§ **WORK REQUEST**: Your task is to output the data exactly as it stands.

§ **SUPPLIED RECORDS**:
------------------------------------

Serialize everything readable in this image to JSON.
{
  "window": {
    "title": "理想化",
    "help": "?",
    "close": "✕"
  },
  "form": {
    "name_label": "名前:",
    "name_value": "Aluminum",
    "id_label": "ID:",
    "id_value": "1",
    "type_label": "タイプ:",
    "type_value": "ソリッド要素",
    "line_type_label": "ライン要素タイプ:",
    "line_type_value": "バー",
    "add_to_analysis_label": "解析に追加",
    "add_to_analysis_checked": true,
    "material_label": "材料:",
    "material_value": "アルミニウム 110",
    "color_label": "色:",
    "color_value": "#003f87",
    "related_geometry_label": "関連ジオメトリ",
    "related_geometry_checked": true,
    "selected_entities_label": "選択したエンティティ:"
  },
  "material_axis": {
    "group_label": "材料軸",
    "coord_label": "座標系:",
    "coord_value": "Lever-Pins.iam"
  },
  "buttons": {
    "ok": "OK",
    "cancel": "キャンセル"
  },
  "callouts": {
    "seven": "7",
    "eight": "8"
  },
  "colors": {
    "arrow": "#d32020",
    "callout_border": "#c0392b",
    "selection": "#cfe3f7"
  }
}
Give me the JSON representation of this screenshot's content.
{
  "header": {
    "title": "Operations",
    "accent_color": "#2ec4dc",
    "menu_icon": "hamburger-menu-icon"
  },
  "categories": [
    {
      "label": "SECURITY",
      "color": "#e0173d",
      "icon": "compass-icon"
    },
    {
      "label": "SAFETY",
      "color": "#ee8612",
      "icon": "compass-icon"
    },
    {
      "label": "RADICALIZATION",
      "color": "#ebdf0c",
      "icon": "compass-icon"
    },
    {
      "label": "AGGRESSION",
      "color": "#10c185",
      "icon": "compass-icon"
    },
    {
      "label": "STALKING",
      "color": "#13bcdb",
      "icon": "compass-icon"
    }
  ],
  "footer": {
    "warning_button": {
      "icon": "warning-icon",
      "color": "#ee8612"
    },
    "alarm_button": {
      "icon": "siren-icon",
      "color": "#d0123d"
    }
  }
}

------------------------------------

§ **SOLUTION**:
Serialize everything readable in this image to JSON.
{
  "window": {
    "title": "理想化",
    "help": "?",
    "close": "✕"
  },
  "form": {
    "name_label": "名前:",
    "name_value": "Aluminum",
    "id_label": "ID:",
    "id_value": "1",
    "type_label": "タイプ:",
    "type_value": "ソリッド要素",
    "line_type_label": "ライン要素タイプ:",
    "line_type_value": "バー",
    "add_to_analysis_label": "解析に追加",
    "add_to_analysis_checked": true,
    "material_label": "材料:",
    "material_value": "アルミニウム 110",
    "color_label": "色:",
    "color_value": "#003f87",
    "related_geometry_label": "関連ジオメトリ",
    "related_geometry_checked": true,
    "selected_entities_label": "選択したエンティティ:"
  },
  "material_axis": {
    "group_label": "材料軸",
    "coord_label": "座標系:",
    "coord_value": "Lever-Pins.iam"
  },
  "buttons": {
    "ok": "OK",
    "cancel": "キャンセル"
  },
  "callouts": {
    "seven": "7",
    "eight": "8"
  },
  "colors": {
    "arrow": "#d32020",
    "callout_border": "#c0392b",
    "selection": "#cfe3f7"
  }
}
Give me the JSON representation of this screenshot's content.
{
  "header": {
    "title": "Operations",
    "accent_color": "#2ec4dc",
    "menu_icon": "hamburger-menu-icon"
  },
  "categories": [
    {
      "label": "SECURITY",
      "color": "#e0173d",
      "icon": "compass-icon"
    },
    {
      "label": "SAFETY",
      "color": "#ee8612",
      "icon": "compass-icon"
    },
    {
      "label": "RADICALIZATION",
      "color": "#ebdf0c",
      "icon": "compass-icon"
    },
    {
      "label": "AGGRESSION",
      "color": "#10c185",
      "icon": "compass-icon"
    },
    {
      "label": "STALKING",
      "color": "#13bcdb",
      "icon": "compass-icon"
    }
  ],
  "footer": {
    "warning_button": {
      "icon": "warning-icon",
      "color": "#ee8612"
    },
    "alarm_button": {
      "icon": "siren-icon",
      "color": "#d0123d"
    }
  }
}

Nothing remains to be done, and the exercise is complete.